Exercise data below:

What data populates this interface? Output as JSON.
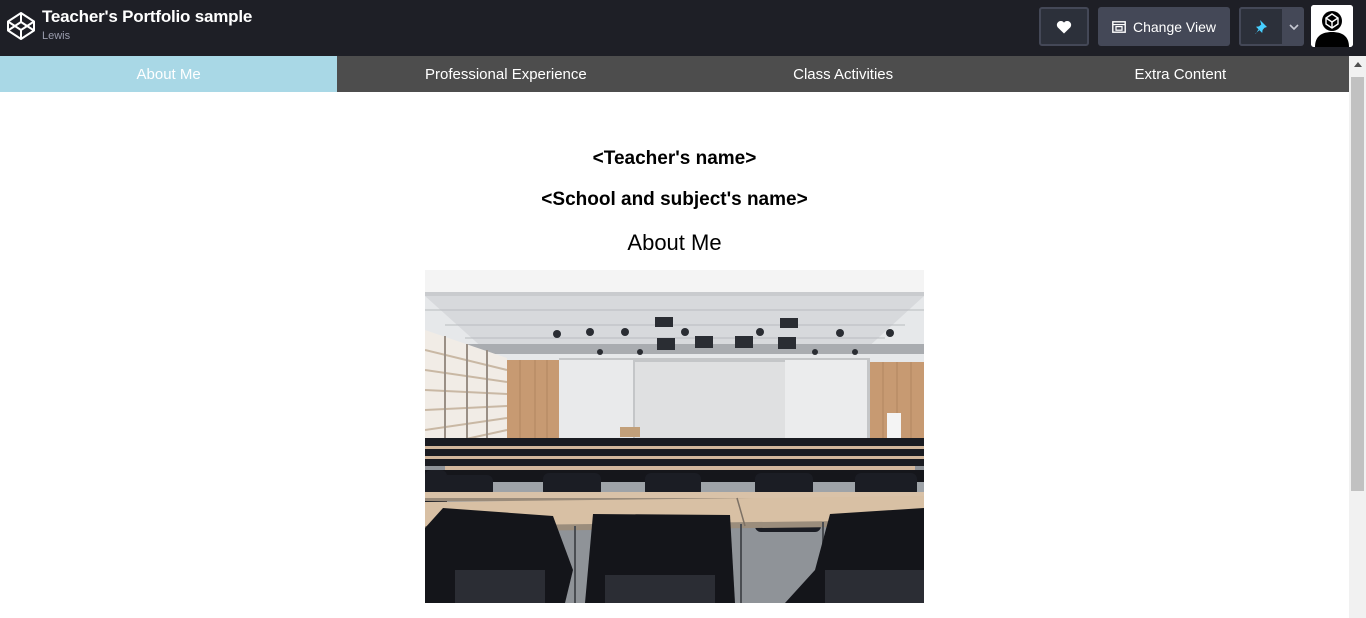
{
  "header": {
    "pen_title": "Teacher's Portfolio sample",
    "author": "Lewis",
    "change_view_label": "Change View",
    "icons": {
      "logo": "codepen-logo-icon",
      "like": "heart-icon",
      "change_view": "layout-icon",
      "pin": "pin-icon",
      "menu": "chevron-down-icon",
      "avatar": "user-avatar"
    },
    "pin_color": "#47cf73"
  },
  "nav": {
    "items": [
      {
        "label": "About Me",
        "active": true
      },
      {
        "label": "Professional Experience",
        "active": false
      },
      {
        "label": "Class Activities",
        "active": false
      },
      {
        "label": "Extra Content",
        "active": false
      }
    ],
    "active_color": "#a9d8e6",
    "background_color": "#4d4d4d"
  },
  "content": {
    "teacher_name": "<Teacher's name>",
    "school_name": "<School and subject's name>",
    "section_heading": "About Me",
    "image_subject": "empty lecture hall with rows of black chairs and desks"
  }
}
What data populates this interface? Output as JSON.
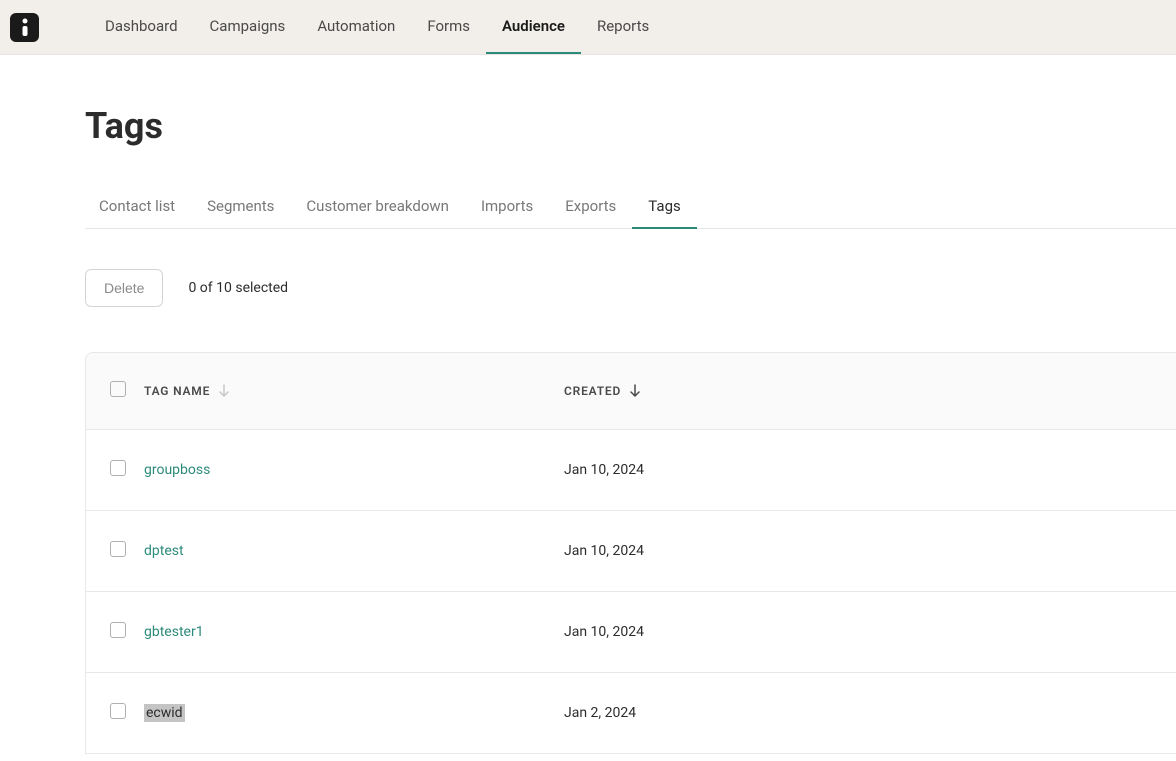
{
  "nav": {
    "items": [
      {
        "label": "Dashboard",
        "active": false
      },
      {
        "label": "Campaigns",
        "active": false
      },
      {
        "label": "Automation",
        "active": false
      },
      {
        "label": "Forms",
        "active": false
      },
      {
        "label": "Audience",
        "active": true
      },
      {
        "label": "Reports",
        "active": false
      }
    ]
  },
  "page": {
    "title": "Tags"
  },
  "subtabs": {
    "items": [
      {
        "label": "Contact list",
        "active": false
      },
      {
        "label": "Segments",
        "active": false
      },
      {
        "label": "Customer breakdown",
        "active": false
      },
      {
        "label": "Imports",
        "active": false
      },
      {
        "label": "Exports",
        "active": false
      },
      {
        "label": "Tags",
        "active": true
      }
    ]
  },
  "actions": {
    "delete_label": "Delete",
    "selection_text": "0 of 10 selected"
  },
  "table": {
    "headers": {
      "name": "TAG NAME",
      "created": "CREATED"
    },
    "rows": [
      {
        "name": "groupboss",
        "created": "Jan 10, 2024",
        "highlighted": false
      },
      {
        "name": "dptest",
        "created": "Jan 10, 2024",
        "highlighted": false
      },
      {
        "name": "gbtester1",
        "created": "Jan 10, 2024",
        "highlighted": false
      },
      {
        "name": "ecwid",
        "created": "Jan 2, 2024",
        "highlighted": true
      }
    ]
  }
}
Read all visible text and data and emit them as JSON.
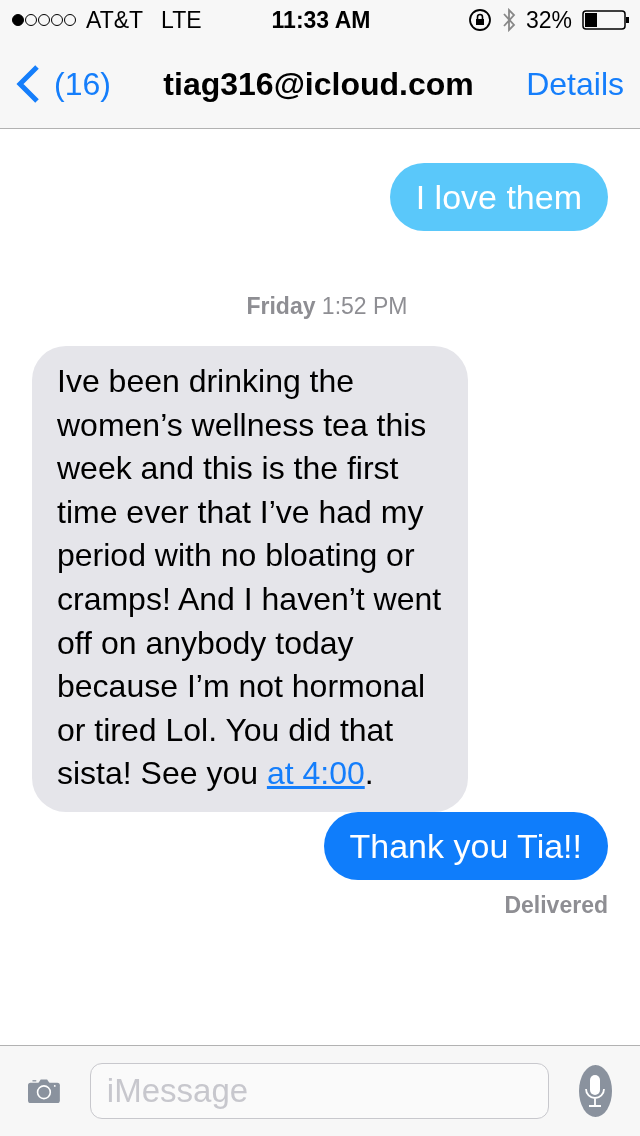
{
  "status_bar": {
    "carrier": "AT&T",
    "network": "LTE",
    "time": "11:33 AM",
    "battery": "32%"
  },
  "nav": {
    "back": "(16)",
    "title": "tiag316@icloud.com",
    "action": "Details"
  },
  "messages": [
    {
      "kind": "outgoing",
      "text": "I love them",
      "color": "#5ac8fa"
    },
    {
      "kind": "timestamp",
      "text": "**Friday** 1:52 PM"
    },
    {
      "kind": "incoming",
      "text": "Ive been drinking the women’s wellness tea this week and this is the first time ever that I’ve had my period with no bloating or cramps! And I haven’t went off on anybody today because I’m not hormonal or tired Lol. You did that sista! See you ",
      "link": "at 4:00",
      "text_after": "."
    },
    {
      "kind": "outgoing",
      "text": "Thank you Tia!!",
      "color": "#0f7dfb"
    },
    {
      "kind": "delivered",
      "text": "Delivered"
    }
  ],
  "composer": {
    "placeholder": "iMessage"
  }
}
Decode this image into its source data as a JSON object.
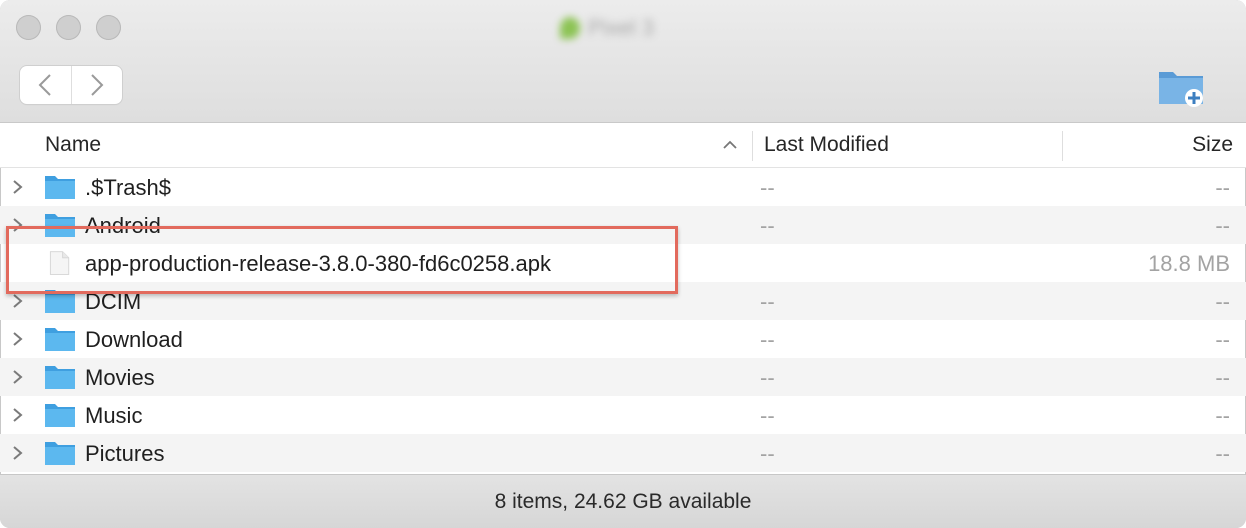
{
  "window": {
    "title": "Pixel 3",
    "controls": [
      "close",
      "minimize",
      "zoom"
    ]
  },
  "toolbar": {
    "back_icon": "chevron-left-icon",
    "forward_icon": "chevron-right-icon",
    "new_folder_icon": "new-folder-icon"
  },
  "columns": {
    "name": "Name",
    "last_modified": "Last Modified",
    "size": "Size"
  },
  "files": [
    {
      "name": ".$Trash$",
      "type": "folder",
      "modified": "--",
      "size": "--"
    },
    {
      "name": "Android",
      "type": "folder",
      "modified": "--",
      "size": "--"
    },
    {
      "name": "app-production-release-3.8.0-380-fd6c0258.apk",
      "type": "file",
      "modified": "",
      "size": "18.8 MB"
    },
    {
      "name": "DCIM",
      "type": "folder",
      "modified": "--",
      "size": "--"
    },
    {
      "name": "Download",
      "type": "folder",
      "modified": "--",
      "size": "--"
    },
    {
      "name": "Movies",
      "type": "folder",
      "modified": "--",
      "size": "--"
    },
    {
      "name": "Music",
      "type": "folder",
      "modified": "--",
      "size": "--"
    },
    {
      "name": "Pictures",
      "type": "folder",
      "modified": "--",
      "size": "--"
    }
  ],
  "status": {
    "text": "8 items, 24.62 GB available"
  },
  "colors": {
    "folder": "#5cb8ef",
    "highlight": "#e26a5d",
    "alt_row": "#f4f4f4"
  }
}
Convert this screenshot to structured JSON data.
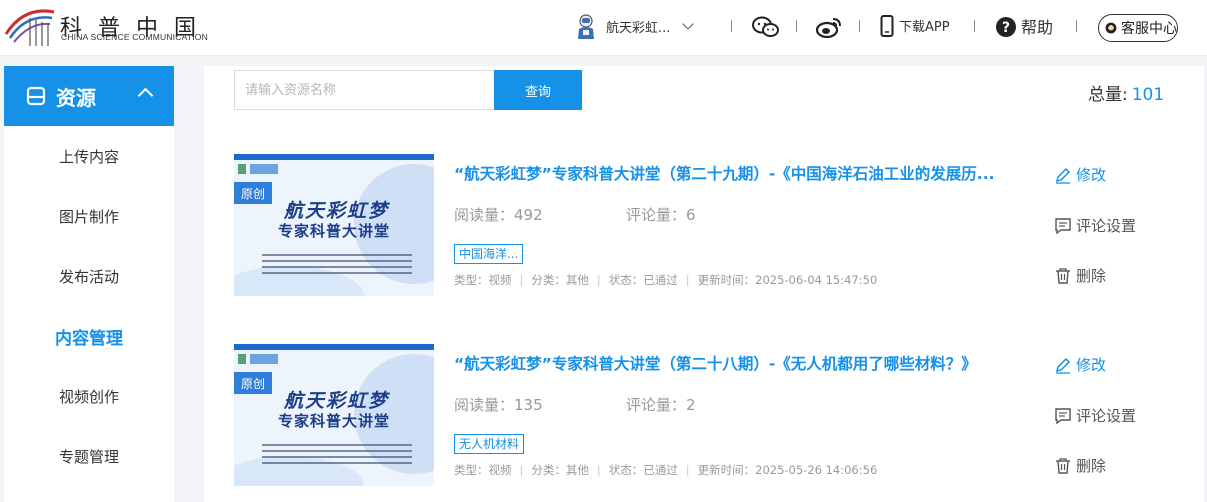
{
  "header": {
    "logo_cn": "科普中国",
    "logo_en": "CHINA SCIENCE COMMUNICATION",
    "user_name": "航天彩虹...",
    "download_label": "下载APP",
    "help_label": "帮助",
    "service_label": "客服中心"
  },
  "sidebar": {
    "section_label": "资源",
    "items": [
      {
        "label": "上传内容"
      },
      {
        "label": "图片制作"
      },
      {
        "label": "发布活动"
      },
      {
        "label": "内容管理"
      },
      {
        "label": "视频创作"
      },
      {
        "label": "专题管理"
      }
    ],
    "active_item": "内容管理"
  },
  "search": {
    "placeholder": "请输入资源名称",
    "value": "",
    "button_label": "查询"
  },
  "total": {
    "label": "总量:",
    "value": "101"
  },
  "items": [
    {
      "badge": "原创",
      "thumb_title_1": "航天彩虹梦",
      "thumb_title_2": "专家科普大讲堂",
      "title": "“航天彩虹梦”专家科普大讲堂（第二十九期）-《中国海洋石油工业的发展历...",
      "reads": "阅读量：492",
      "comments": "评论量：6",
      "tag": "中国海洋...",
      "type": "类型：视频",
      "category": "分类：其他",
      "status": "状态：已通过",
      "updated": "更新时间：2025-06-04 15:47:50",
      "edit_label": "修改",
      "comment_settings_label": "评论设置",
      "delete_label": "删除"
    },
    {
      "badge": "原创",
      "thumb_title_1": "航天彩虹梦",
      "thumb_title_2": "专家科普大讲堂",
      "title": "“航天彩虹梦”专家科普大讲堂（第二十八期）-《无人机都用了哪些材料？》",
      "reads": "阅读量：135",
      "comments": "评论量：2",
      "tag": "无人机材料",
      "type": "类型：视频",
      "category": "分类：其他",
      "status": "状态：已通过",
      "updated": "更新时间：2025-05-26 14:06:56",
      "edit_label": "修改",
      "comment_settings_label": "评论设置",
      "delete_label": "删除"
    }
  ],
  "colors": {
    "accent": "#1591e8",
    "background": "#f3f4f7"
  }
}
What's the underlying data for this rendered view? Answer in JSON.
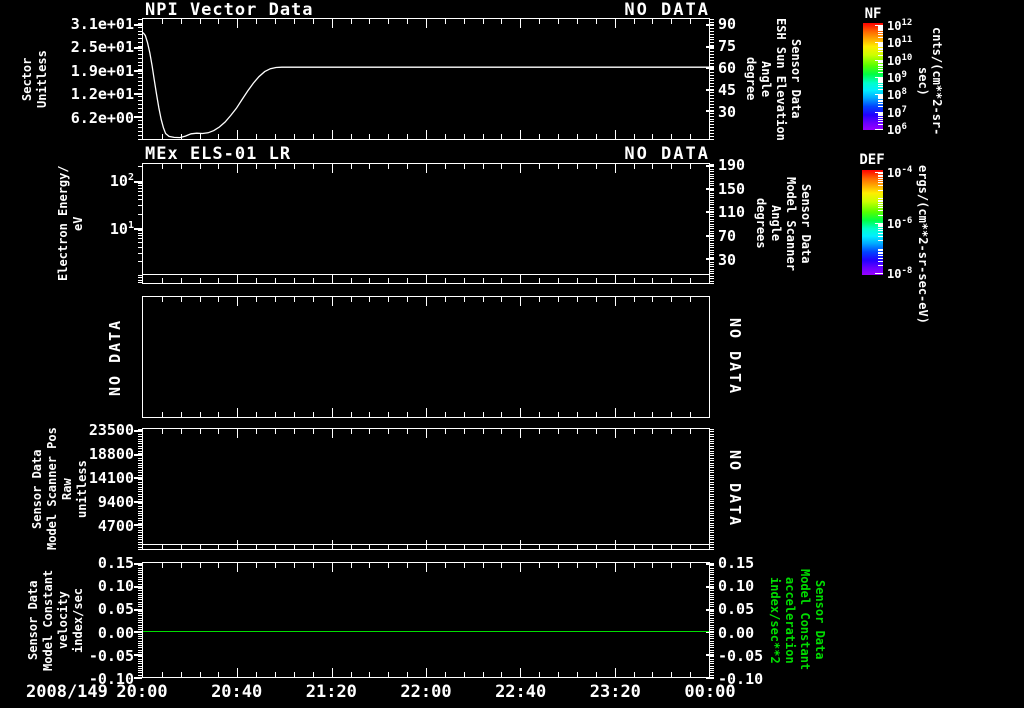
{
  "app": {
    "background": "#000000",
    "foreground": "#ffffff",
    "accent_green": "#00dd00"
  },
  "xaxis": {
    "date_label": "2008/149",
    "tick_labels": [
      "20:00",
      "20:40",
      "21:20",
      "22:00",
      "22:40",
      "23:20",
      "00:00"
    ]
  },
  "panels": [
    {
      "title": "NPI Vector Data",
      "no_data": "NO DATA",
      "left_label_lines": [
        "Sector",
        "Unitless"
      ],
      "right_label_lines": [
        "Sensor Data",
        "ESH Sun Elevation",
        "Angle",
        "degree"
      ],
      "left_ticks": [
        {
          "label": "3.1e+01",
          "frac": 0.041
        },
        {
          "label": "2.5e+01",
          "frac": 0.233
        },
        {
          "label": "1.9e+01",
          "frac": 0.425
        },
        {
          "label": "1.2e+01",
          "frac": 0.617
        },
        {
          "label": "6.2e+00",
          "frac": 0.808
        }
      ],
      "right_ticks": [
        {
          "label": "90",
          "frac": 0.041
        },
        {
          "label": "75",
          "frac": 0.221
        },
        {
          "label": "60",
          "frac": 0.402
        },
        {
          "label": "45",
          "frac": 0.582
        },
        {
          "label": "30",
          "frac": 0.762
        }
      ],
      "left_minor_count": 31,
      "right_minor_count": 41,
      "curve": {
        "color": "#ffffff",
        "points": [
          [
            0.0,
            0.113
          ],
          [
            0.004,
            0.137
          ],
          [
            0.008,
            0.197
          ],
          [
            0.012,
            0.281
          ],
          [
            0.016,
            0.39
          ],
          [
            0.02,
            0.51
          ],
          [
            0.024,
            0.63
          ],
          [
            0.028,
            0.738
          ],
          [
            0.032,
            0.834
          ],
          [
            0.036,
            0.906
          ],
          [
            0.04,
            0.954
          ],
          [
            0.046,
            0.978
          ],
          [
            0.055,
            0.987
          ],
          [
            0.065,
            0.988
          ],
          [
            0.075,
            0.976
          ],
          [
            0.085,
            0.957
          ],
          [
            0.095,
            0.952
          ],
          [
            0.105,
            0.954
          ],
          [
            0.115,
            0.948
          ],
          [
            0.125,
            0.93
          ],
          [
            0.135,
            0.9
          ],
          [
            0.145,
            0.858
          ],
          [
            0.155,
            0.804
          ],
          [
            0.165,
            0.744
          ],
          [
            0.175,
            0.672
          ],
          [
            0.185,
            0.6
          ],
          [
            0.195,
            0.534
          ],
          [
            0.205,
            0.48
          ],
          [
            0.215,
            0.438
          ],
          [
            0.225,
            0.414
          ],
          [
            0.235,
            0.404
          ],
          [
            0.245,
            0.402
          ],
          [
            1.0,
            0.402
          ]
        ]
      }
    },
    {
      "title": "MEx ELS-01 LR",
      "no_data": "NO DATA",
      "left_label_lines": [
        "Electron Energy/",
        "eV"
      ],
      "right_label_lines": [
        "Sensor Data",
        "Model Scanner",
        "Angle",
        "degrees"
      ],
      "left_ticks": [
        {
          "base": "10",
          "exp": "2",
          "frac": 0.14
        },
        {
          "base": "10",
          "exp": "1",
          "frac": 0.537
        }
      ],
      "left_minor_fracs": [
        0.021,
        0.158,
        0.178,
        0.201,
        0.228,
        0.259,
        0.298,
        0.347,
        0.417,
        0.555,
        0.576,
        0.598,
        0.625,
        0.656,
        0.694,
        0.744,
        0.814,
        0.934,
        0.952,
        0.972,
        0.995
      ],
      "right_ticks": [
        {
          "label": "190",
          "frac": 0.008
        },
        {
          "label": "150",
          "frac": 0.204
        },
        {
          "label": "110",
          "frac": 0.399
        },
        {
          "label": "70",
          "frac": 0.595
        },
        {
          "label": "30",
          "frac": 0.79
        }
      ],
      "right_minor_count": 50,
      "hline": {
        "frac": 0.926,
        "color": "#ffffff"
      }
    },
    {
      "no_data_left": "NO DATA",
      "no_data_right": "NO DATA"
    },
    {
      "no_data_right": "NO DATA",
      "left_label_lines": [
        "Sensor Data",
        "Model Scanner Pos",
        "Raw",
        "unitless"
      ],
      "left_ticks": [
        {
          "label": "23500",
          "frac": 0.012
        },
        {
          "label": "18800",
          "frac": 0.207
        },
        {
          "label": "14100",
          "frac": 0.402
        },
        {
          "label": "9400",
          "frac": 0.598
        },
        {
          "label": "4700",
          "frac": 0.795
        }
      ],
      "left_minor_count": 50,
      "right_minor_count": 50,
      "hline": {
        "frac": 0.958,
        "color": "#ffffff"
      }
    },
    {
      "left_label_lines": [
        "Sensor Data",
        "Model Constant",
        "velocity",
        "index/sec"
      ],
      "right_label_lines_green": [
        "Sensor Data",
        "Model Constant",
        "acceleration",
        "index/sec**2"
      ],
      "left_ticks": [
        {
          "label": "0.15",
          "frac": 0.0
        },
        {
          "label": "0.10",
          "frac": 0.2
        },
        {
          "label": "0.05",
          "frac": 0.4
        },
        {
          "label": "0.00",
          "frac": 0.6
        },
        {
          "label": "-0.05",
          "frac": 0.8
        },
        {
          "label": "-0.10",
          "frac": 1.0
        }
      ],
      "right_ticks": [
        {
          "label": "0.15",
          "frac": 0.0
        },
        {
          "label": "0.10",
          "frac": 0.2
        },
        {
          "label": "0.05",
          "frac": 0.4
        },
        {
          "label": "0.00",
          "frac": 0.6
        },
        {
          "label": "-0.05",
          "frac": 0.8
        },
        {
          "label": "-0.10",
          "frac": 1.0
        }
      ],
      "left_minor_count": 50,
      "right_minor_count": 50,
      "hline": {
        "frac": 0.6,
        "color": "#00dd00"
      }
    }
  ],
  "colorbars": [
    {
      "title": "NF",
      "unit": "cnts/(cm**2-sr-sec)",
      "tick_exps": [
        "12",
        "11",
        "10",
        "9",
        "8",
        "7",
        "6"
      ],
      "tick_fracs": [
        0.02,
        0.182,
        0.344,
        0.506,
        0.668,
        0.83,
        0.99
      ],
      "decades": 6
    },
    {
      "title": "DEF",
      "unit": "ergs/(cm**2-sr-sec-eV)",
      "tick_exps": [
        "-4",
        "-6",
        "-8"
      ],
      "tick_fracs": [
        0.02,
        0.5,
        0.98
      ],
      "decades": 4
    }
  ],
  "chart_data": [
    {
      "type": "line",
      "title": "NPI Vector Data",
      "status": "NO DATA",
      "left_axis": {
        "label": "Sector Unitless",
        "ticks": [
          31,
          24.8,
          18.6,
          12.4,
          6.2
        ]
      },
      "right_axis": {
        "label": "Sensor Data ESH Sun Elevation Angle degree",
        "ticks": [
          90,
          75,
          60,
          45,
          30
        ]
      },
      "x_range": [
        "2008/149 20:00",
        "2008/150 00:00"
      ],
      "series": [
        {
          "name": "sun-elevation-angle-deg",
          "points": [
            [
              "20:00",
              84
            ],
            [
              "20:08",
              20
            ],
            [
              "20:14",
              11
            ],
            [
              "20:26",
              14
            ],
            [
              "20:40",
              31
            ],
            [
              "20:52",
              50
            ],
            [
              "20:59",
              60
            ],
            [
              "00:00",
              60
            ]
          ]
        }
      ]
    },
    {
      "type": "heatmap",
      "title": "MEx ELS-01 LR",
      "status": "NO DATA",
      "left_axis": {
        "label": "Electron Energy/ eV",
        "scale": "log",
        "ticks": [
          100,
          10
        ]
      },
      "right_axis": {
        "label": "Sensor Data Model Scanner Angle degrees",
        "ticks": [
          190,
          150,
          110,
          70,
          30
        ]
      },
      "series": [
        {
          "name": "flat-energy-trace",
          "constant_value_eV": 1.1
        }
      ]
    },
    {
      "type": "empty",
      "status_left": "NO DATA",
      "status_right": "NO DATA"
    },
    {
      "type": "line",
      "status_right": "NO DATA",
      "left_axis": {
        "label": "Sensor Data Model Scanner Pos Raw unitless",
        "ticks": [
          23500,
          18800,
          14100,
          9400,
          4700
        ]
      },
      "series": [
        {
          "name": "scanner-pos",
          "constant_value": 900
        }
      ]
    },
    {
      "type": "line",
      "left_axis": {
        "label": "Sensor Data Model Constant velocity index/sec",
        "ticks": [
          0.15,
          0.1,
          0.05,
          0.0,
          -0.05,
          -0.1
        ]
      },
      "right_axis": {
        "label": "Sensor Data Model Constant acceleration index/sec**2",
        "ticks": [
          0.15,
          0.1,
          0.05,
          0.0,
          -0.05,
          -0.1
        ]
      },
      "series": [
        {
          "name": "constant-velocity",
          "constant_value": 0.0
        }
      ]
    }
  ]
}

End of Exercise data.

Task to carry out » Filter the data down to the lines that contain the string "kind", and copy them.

Expected answer »
      "kind": "outgoing",
      "kind": "timestamp",
      "kind": "incoming",
      "kind": "outgoing",
      "kind": "delivered",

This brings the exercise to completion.